It’s this part of foster care that causes many people to say, “I could never be a foster parent.” A child moves into your home and life. You care for that child. You get to know that child. You begin to love that child and that love grows. Then one day you find yourself packing their things and handing them over to a case worker because they are being moved to live with a family member, a family friend, or in the best case scenario, back to mom and/or dad.
I will not sugar coat it. It is not easy at all!!!
So why do we put ourselves thru this?
For me, it is the realization that as much as my heart breaks when I have to say good-bye, foster children have more than just heart-break. They are removed from the care of their parent(s) which means on top of heart-break they feel fear, confusion, and uncertainty. They grieve the loss of their family, friends, home, pets and the life they knew.
These kid’s lives are turned upside-down and it’s my job to help them turn their lives rightside-up again.
So I do this because they need me to help them feel safe and sure.

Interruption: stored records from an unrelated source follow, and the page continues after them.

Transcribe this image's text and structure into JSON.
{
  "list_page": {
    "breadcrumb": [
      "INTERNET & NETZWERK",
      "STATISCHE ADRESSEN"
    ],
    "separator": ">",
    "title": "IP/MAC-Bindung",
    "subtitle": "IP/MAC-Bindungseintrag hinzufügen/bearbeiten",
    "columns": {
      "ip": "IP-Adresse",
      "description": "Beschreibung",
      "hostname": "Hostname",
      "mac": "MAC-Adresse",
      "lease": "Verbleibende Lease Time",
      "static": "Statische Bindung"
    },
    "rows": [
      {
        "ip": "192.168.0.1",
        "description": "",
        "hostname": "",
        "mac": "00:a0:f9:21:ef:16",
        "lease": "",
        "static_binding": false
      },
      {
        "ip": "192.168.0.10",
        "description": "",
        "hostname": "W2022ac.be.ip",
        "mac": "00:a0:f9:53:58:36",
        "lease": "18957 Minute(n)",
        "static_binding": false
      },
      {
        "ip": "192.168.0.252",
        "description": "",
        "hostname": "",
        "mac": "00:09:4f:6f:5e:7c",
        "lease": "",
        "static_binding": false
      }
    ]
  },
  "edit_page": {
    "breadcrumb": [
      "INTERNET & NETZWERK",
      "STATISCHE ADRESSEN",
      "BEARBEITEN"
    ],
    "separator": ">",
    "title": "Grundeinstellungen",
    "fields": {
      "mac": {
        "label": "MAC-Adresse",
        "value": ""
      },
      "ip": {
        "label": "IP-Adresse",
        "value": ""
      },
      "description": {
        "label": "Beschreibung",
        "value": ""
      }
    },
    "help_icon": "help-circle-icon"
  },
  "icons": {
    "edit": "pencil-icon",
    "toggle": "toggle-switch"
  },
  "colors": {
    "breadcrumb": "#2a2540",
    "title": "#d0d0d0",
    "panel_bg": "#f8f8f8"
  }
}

They need to feel love and security. They need some assurance that no matter what happens, they will be okay.
You see, this isn’t about me and what I can’t do or about my fear of having my heart-broken. Foster parents “will” have their heart broken over and over again. This is about the thousands of children in foster care who need me to put aside my fear of a broken heart so I can help mend little broken hearts.
While I would love to have baby girl stay in our care, what I want really isn’t a factor in what the case worker or judge will decide. All I can do is love her while I have her. Yes, there will be heart break and lots of tears, but at the same time I will be prepared to open my arms wide for the next little one whose heart is in need of mending.